Tonight I'm having fun setting up a new build server with TeamCity. Since my build server is accessible over the internet, I wanted to use SSL. I also wanted requests using HTTP to be redirected to HTTPS.
I ran into a few problems because I was using a wildcard certificate that had been issued from a root CA, while most of the guides focus on using self-signed certificates, but I eventually got it working. Here are my notes in case they help you, or in case I need them later.
I'm using TeamCity 7.1.5. I installed TeamCity into a non-standard location,
T:\TeamCity, for reasons I won't go into in this post, so of course the paths I'm using below will be different to yours.
Exporting the certificate
The certificate I'm using is a wildcard certificate that had been issued months ago and installed into the Windows certificate store on a web server. My first step was to export the certificate:
When prompted, the private key needs to be included. The file will be saved as a PFX file:
I secured the PFX file with a password, which I wrote down. Then I copied the PFX file to the server.
Converting the PFX to a keystore
TeamCity relies on Tomcat, so PFX files aren't much use. The next step is to convert the PFX file into a Java Key Store file.
Since these are Java Key Store files, we'll of course be needing a Java tool to do the conversion. But fear not, conveniently there's a Java runtime bundled inside of TeamCity. In my case it's at

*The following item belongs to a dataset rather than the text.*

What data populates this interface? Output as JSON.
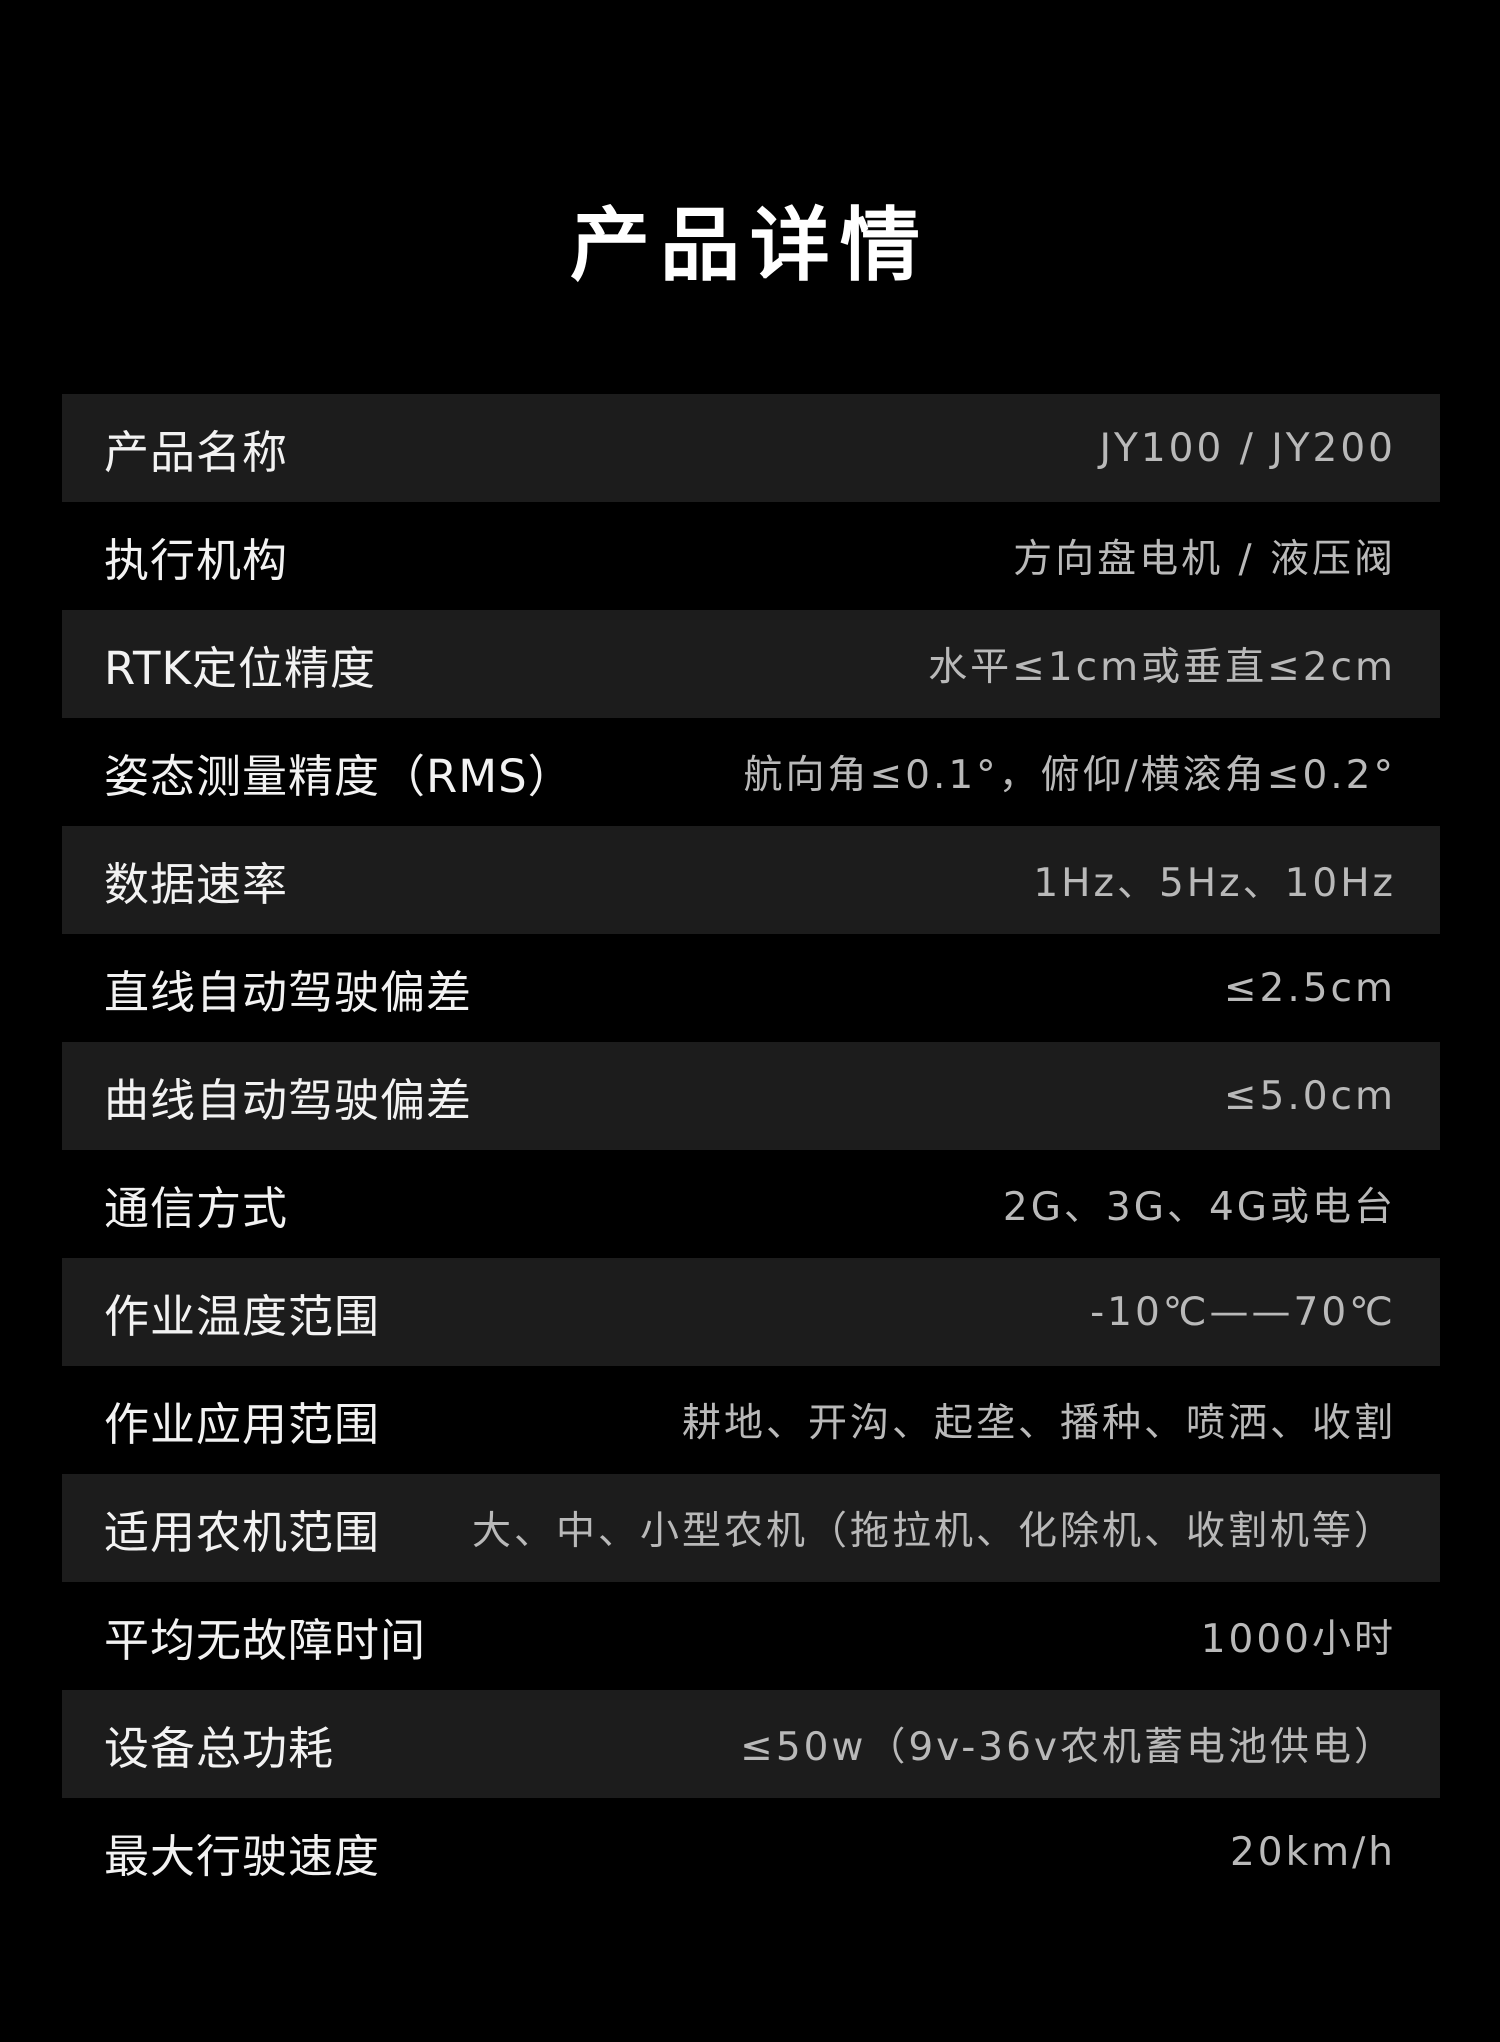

The command to do the conversion was:
T:\TeamCity\jre\bin\keytool.exe \ -importkeystore \ -srckeystore T:\TeamCity\conf\ssl\OctopusHQ.com.pfx \ -srcstoretype pkcs12 \ -destkeystore T:\TeamCity\conf\.keystore2
During this conversion you'll be prompted to enter and confirm a new password for the keystore file that you are creating. You'll also be prompted to enter the password for the PFX file when it was exported.
While you may think you can enter two different passwords here, don't be fooled; make sure you enter the same password for both the new key store and the imported PFX file. Otherwise you'll get an error message when Tomcat tries to load the private key:
java.security.UnrecoverableKeyException: Cannot recover key
You can verify the contents of the keystore file using:
T:\TeamCity\jre\bin\keytool.exe -list -keystore T:\TeamCity\conf\.keystore2
Changing the connectors
Next you need to tell the TeamCity bundled Tomcat server to use SSL. Open
T:\TeamCity\conf\server.xml and look for the
<Connector> elements. I replaced the existing connectors with:
<Connector port="80" protocol="HTTP/1.1" redirectPort="443" /> <Connector port="443" protocol="HTTP/1.1" SSLEnabled="true" scheme="https" secure="true" connectionTimeout="60000" redirectPort="8543" clientAuth="false" sslProtocol="TLS" useBodyEncodingForURI="true" keystoreFile="T:\TeamCity\conf\.keystore2" keystorePass="<password used for the PFX and keystore>" />
The second connector is my HTTPS listener, the first connector just forwards connections to it. At this stage after restarting TeamCity I was able to browse to either
https://myserver, but the HTTP endpoint still served the contents over HTTP rather than redirecting to HTTPS.
UPDATE: The example above was for TeamCity 7. For TeamCity 10, use the following connector (thanks to Matt Richardson):
<Connector port="443" protocol="org.apache.coyote.http11.Http11NioProtocol" SSLEnabled="true" scheme="https" secure="true" connectionTimeout="60000" redirectPort="8543" clientAuth="false" sslProtocol="TLS" useBodyEncodingForURI="true" keystoreFile="T:\TeamCity\conf\.keystore2" keystorePass="<password used for the PFX and keystore>" socket.txBufSize="64000" socket.rxBufSize="64000" tcpNoDelay="1" />
According to Matt, that now handles the WebSocket communication and prevents the "using legacy polling" warning showing up.
The final step was to edit
T:\TeamCity\conf\web.xml. At the bottom of this file, just before the closing
</web-app> element, I added a constraint to force HTTPS:
<security-constraint> <web-resource-collection> <web-resource-name>HTTPSOnly</web-resource-name> <url-pattern>/*</url-pattern> </web-resource-collection> <user-data-constraint> <transport-guarantee>CONFIDENTIAL</transport-guarantee> </user-data-constraint> </security-constraint>
If you have problems with your SSL configuration, the best place to look is:
Also, don't forget to enable port 443 in Windows firewall!
This took me a few hours to get working, so hopefully my notes can save you some time. The following resources were helpful to me:
Hello, I'm Paul Stovell
I'm a Brisbane-based software developer, and founder of Octopus Deploy, a DevOps automation software company. This is my personal blog where I write about my journey with Octopus and software development.
I write new blog posts about once a month. Subscribe and I'll send you an email when I publish something new.Subscribe